• **What you will do**
Below are the records; copy each line in which "title" occurs.

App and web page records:

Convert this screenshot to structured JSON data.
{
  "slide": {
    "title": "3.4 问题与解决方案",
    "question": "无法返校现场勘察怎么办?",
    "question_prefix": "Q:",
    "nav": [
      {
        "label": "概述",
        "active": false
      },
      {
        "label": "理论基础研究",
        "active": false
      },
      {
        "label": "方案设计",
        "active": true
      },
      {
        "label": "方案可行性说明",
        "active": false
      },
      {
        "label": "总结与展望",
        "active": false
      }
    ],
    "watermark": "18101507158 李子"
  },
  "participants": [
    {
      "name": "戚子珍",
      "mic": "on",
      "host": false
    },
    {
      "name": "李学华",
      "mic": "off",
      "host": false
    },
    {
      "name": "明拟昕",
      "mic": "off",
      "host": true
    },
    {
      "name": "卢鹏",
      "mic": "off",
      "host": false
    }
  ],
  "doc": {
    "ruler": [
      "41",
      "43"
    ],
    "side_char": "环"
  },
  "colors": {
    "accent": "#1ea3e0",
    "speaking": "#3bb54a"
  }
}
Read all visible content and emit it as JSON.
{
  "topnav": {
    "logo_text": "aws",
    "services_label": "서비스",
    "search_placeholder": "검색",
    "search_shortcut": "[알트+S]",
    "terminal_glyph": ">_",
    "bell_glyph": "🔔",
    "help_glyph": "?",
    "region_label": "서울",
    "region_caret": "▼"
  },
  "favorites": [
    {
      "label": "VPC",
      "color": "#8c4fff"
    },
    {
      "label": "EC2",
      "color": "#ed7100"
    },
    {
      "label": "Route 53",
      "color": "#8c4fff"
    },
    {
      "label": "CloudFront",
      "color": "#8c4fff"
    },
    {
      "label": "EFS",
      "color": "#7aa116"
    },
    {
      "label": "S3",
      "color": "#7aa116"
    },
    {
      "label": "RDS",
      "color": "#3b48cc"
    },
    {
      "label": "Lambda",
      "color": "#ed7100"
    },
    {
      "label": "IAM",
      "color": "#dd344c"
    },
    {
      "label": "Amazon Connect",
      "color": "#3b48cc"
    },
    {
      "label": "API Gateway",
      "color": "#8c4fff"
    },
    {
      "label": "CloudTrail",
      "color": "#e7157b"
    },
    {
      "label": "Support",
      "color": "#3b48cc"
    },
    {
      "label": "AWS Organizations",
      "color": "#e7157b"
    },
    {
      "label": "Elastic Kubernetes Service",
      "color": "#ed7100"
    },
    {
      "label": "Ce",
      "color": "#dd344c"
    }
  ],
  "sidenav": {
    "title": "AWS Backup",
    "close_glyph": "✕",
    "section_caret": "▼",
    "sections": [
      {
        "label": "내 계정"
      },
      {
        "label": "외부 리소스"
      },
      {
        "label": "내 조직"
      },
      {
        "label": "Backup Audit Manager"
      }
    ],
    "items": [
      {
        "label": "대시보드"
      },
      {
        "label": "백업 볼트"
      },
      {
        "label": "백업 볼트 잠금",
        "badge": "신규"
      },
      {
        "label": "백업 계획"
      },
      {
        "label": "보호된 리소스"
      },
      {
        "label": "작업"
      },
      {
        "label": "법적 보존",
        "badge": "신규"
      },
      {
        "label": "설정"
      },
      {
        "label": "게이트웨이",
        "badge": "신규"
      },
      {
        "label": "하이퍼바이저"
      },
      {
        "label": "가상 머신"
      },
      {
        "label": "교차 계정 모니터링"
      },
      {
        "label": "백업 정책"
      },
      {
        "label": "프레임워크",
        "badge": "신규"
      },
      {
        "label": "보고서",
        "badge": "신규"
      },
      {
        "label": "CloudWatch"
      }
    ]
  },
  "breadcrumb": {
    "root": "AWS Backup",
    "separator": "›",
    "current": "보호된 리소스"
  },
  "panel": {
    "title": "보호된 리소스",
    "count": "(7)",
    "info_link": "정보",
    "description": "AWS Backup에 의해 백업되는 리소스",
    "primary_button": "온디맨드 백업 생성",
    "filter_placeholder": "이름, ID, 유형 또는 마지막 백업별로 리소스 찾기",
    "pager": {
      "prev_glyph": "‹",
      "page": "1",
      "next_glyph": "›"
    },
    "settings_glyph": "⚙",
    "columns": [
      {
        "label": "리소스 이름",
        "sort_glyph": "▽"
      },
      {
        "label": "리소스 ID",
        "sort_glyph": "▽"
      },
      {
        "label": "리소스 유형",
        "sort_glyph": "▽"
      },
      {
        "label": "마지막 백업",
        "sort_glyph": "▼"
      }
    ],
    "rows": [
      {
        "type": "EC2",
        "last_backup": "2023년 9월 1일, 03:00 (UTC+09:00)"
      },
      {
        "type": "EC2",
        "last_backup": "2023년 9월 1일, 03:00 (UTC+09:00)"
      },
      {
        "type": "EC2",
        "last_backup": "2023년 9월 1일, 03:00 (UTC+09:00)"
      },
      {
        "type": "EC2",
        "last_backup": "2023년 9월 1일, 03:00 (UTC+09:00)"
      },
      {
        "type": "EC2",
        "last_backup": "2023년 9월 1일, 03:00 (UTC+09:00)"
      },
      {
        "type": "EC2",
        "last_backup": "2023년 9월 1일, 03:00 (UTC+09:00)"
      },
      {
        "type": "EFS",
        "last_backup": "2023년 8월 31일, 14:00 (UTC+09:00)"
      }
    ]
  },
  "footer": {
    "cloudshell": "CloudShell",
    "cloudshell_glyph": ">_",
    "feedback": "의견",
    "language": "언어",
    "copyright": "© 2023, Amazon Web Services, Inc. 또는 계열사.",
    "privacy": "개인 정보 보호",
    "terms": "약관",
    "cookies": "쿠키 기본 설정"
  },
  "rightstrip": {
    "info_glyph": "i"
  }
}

• **Reply**
    "title": "3.4 问题与解决方案",
    "title": "AWS Backup",
    "title": "보호된 리소스",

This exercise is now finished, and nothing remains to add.